#### Exercise
When you repeat the listing, keep every character as it is.

#### Data to process
== == ==

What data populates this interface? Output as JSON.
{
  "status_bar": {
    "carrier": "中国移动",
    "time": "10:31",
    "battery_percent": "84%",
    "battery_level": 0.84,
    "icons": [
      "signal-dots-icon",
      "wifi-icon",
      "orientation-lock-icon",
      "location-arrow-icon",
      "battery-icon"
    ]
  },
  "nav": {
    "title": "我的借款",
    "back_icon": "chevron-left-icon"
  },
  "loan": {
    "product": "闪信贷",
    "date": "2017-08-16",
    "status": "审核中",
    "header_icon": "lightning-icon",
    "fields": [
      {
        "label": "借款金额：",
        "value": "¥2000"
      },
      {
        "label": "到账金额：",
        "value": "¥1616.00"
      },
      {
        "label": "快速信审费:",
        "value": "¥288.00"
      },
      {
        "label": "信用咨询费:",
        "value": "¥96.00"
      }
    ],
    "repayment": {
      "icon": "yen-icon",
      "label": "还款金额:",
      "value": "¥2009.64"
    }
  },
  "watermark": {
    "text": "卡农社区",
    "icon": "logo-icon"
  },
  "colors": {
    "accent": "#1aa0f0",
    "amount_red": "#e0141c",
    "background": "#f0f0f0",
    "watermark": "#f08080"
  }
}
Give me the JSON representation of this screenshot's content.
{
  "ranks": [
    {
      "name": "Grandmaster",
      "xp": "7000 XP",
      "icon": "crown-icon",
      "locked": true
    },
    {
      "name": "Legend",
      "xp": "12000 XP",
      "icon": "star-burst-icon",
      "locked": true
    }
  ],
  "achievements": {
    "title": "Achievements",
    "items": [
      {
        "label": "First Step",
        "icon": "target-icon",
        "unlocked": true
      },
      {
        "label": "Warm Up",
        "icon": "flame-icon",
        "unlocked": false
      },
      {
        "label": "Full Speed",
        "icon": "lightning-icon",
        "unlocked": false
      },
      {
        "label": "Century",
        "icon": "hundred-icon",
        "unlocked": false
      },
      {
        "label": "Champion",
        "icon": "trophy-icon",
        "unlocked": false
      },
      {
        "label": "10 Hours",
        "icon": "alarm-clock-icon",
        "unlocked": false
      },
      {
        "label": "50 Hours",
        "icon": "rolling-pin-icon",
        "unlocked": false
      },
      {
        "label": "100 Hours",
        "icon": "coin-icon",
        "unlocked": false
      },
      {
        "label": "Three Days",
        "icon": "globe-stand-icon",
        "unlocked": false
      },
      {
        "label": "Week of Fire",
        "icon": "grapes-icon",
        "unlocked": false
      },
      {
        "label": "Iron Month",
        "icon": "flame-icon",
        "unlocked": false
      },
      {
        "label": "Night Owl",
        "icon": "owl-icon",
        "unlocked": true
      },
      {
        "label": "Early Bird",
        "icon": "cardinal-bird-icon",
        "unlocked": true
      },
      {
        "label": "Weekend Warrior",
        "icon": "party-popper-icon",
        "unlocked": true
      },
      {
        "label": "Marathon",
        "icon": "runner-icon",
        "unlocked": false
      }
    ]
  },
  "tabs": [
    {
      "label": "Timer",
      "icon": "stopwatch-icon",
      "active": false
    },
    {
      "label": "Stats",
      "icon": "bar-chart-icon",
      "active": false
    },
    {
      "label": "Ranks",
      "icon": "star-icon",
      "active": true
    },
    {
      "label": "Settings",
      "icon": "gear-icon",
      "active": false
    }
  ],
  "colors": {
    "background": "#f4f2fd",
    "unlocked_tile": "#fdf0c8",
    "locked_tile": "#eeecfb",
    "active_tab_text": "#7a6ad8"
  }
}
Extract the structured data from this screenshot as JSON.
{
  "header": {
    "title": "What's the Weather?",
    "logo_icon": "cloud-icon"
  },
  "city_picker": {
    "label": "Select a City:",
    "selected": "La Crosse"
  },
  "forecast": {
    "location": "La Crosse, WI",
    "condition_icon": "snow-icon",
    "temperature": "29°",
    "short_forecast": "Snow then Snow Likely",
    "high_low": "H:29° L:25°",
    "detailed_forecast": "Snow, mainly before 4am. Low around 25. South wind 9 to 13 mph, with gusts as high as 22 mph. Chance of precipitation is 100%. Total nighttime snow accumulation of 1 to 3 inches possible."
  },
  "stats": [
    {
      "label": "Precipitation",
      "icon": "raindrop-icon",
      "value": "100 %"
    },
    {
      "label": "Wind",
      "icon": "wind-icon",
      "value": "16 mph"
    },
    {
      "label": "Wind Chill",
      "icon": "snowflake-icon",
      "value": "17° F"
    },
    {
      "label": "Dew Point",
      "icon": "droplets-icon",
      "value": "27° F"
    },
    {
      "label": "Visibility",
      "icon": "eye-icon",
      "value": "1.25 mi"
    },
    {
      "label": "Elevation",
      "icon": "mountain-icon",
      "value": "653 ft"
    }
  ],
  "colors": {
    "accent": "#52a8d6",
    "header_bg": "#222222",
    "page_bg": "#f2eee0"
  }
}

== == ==

#### Problem solution
What data populates this interface? Output as JSON.
{
  "status_bar": {
    "carrier": "中国移动",
    "time": "10:31",
    "battery_percent": "84%",
    "battery_level": 0.84,
    "icons": [
      "signal-dots-icon",
      "wifi-icon",
      "orientation-lock-icon",
      "location-arrow-icon",
      "battery-icon"
    ]
  },
  "nav": {
    "title": "我的借款",
    "back_icon": "chevron-left-icon"
  },
  "loan": {
    "product": "闪信贷",
    "date": "2017-08-16",
    "status": "审核中",
    "header_icon": "lightning-icon",
    "fields": [
      {
        "label": "借款金额：",
        "value": "¥2000"
      },
      {
        "label": "到账金额：",
        "value": "¥1616.00"
      },
      {
        "label": "快速信审费:",
        "value": "¥288.00"
      },
      {
        "label": "信用咨询费:",
        "value": "¥96.00"
      }
    ],
    "repayment": {
      "icon": "yen-icon",
      "label": "还款金额:",
      "value": "¥2009.64"
    }
  },
  "watermark": {
    "text": "卡农社区",
    "icon": "logo-icon"
  },
  "colors": {
    "accent": "#1aa0f0",
    "amount_red": "#e0141c",
    "background": "#f0f0f0",
    "watermark": "#f08080"
  }
}
Give me the JSON representation of this screenshot's content.
{
  "ranks": [
    {
      "name": "Grandmaster",
      "xp": "7000 XP",
      "icon": "crown-icon",
      "locked": true
    },
    {
      "name": "Legend",
      "xp": "12000 XP",
      "icon": "star-burst-icon",
      "locked": true
    }
  ],
  "achievements": {
    "title": "Achievements",
    "items": [
      {
        "label": "First Step",
        "icon": "target-icon",
        "unlocked": true
      },
      {
        "label": "Warm Up",
        "icon": "flame-icon",
        "unlocked": false
      },
      {
        "label": "Full Speed",
        "icon": "lightning-icon",
        "unlocked": false
      },
      {
        "label": "Century",
        "icon": "hundred-icon",
        "unlocked": false
      },
      {
        "label": "Champion",
        "icon": "trophy-icon",
        "unlocked": false
      },
      {
        "label": "10 Hours",
        "icon": "alarm-clock-icon",
        "unlocked": false
      },
      {
        "label": "50 Hours",
        "icon": "rolling-pin-icon",
        "unlocked": false
      },
      {
        "label": "100 Hours",
        "icon": "coin-icon",
        "unlocked": false
      },
      {
        "label": "Three Days",
        "icon": "globe-stand-icon",
        "unlocked": false
      },
      {
        "label": "Week of Fire",
        "icon": "grapes-icon",
        "unlocked": false
      },
      {
        "label": "Iron Month",
        "icon": "flame-icon",
        "unlocked": false
      },
      {
        "label": "Night Owl",
        "icon": "owl-icon",
        "unlocked": true
      },
      {
        "label": "Early Bird",
        "icon": "cardinal-bird-icon",
        "unlocked": true
      },
      {
        "label": "Weekend Warrior",
        "icon": "party-popper-icon",
        "unlocked": true
      },
      {
        "label": "Marathon",
        "icon": "runner-icon",
        "unlocked": false
      }
    ]
  },
  "tabs": [
    {
      "label": "Timer",
      "icon": "stopwatch-icon",
      "active": false
    },
    {
      "label": "Stats",
      "icon": "bar-chart-icon",
      "active": false
    },
    {
      "label": "Ranks",
      "icon": "star-icon",
      "active": true
    },
    {
      "label": "Settings",
      "icon": "gear-icon",
      "active": false
    }
  ],
  "colors": {
    "background": "#f4f2fd",
    "unlocked_tile": "#fdf0c8",
    "locked_tile": "#eeecfb",
    "active_tab_text": "#7a6ad8"
  }
}
Extract the structured data from this screenshot as JSON.
{
  "header": {
    "title": "What's the Weather?",
    "logo_icon": "cloud-icon"
  },
  "city_picker": {
    "label": "Select a City:",
    "selected": "La Crosse"
  },
  "forecast": {
    "location": "La Crosse, WI",
    "condition_icon": "snow-icon",
    "temperature": "29°",
    "short_forecast": "Snow then Snow Likely",
    "high_low": "H:29° L:25°",
    "detailed_forecast": "Snow, mainly before 4am. Low around 25. South wind 9 to 13 mph, with gusts as high as 22 mph. Chance of precipitation is 100%. Total nighttime snow accumulation of 1 to 3 inches possible."
  },
  "stats": [
    {
      "label": "Precipitation",
      "icon": "raindrop-icon",
      "value": "100 %"
    },
    {
      "label": "Wind",
      "icon": "wind-icon",
      "value": "16 mph"
    },
    {
      "label": "Wind Chill",
      "icon": "snowflake-icon",
      "value": "17° F"
    },
    {
      "label": "Dew Point",
      "icon": "droplets-icon",
      "value": "27° F"
    },
    {
      "label": "Visibility",
      "icon": "eye-icon",
      "value": "1.25 mi"
    },
    {
      "label": "Elevation",
      "icon": "mountain-icon",
      "value": "653 ft"
    }
  ],
  "colors": {
    "accent": "#52a8d6",
    "header_bg": "#222222",
    "page_bg": "#f2eee0"
  }
}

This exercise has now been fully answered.